An eighth grader writes a song that perfectly captures how he feels about being stuck between childhood and adulthood.
Anthony's in a tough spot. He's feeling disrespected in the classroom and at home. The only place he feels valued is in the after-school Rock Band Club, a program in which he and his friends excel. After a particularly tough day, Anthony stays up all night writing an angst-y anthem that goes viral. His band mates want to play the song at the school's talent show, but will the administration let them play a song with a couple f-bombs in it? Emerson's prose captures the early-teen mood swings well, but it feels weird coming from a character who does fairly well in school and has two loving parents who support his musical interests. When his song crescendos with a repeated, screamed "F*** THIS PLACE!" it’s hard not to wonder what it is exactly he hates—a point his club adviser tries to get at as well. Regardless, the narrative momentum keeps readers invested in Anthony’s moral conundrum. Unfortunately the book's ending fizzles out in the most disappointing—if realistic—way possible, failing to provide any sort of satisfying resolution to Anthony's problems.

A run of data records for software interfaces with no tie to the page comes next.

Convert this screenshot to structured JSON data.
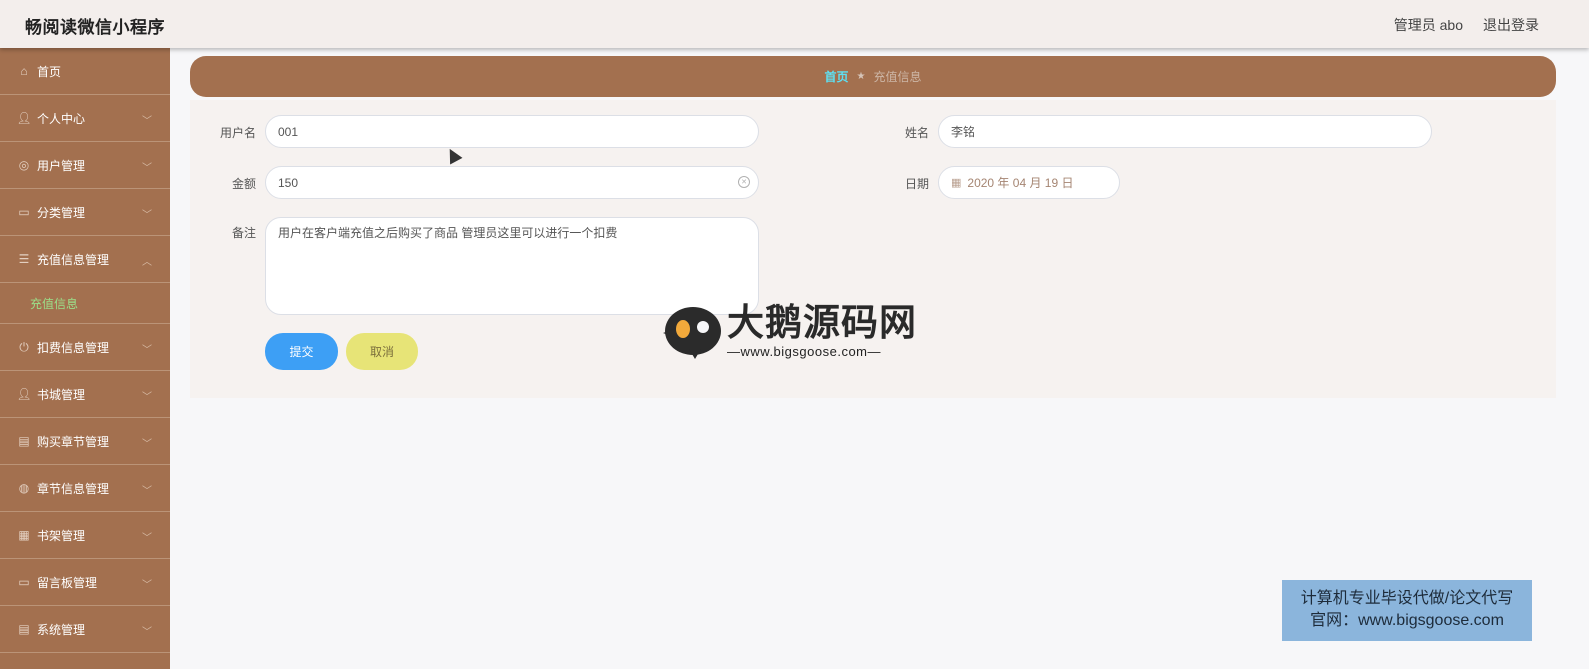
{
  "app": {
    "title": "畅阅读微信小程序"
  },
  "header": {
    "user_label": "管理员 abo",
    "logout_label": "退出登录"
  },
  "sidebar": {
    "items": [
      {
        "label": "首页",
        "icon": "home-icon"
      },
      {
        "label": "个人中心",
        "icon": "person-icon"
      },
      {
        "label": "用户管理",
        "icon": "users-icon"
      },
      {
        "label": "分类管理",
        "icon": "monitor-icon"
      },
      {
        "label": "充值信息管理",
        "icon": "list-icon"
      },
      {
        "label": "充值信息",
        "icon": "",
        "sub": true
      },
      {
        "label": "扣费信息管理",
        "icon": "power-icon"
      },
      {
        "label": "书城管理",
        "icon": "person-icon"
      },
      {
        "label": "购买章节管理",
        "icon": "clipboard-icon"
      },
      {
        "label": "章节信息管理",
        "icon": "globe-icon"
      },
      {
        "label": "书架管理",
        "icon": "grid-icon"
      },
      {
        "label": "留言板管理",
        "icon": "message-icon"
      },
      {
        "label": "系统管理",
        "icon": "clipboard-icon"
      }
    ]
  },
  "breadcrumb": {
    "home": "首页",
    "current": "充值信息"
  },
  "form": {
    "username_label": "用户名",
    "username_value": "001",
    "name_label": "姓名",
    "name_value": "李铭",
    "amount_label": "金额",
    "amount_value": "150",
    "date_label": "日期",
    "date_value": "2020 年 04 月 19 日",
    "remark_label": "备注",
    "remark_value": "用户在客户端充值之后购买了商品 管理员这里可以进行一个扣费",
    "submit_label": "提交",
    "cancel_label": "取消"
  },
  "watermark": {
    "title": "大鹅源码网",
    "url": "—www.bigsgoose.com—"
  },
  "promo": {
    "line1": "计算机专业毕设代做/论文代写",
    "line2": "官网：www.bigsgoose.com"
  }
}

A strong effort that stumbles short of the finish line. (Fiction. 12-14)